ACTIVITY: Whenever a line below includes the string "Verify", show it.

[Website and app data records]
_ _ _ _ _
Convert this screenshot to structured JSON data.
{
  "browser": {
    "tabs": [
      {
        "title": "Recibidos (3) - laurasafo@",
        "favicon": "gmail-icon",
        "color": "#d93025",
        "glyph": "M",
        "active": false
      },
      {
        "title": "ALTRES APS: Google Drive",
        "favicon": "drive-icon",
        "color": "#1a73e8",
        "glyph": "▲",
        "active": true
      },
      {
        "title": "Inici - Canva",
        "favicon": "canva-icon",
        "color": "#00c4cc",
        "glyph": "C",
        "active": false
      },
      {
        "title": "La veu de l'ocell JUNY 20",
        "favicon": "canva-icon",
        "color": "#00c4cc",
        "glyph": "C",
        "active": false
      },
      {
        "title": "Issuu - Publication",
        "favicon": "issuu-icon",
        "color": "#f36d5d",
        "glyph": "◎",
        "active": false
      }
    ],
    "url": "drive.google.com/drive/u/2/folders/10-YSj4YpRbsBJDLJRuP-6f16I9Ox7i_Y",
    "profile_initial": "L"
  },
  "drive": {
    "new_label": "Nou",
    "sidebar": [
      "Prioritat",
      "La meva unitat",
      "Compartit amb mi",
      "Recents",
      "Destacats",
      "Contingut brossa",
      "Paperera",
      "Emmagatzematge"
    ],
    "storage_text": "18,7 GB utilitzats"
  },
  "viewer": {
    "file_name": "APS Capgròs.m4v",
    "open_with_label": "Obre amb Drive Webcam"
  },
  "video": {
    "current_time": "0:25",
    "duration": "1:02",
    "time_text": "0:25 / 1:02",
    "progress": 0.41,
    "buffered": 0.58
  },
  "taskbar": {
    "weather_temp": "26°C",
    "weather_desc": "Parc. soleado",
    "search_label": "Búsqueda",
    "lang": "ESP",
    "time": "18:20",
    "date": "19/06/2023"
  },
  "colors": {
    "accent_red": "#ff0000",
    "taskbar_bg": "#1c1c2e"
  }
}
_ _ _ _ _
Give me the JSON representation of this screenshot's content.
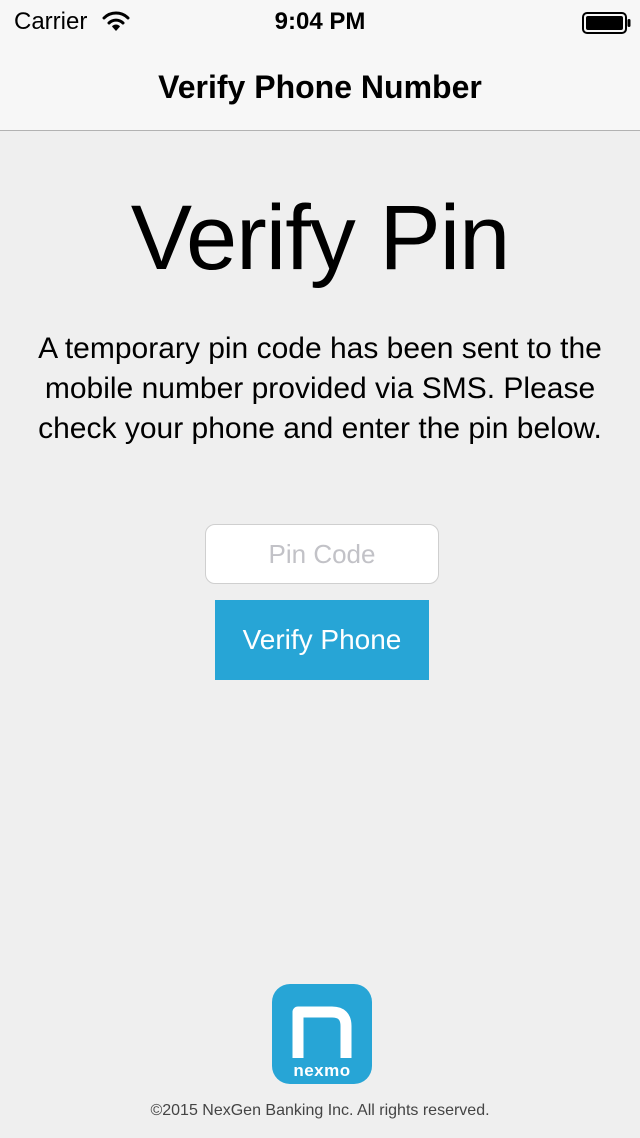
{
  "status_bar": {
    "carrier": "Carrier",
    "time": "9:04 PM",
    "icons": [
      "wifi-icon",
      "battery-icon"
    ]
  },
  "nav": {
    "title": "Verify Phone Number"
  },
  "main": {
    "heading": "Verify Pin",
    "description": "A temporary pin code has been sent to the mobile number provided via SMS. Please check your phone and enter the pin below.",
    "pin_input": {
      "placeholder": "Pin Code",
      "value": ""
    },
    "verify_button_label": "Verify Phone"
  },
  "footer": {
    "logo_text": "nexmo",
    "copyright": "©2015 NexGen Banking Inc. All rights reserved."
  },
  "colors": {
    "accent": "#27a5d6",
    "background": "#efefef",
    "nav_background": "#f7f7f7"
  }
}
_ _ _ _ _
WRITTEN SOLUTION:
    "title": "Verify Phone Number"
    "heading": "Verify Pin",
    "verify_button_label": "Verify Phone"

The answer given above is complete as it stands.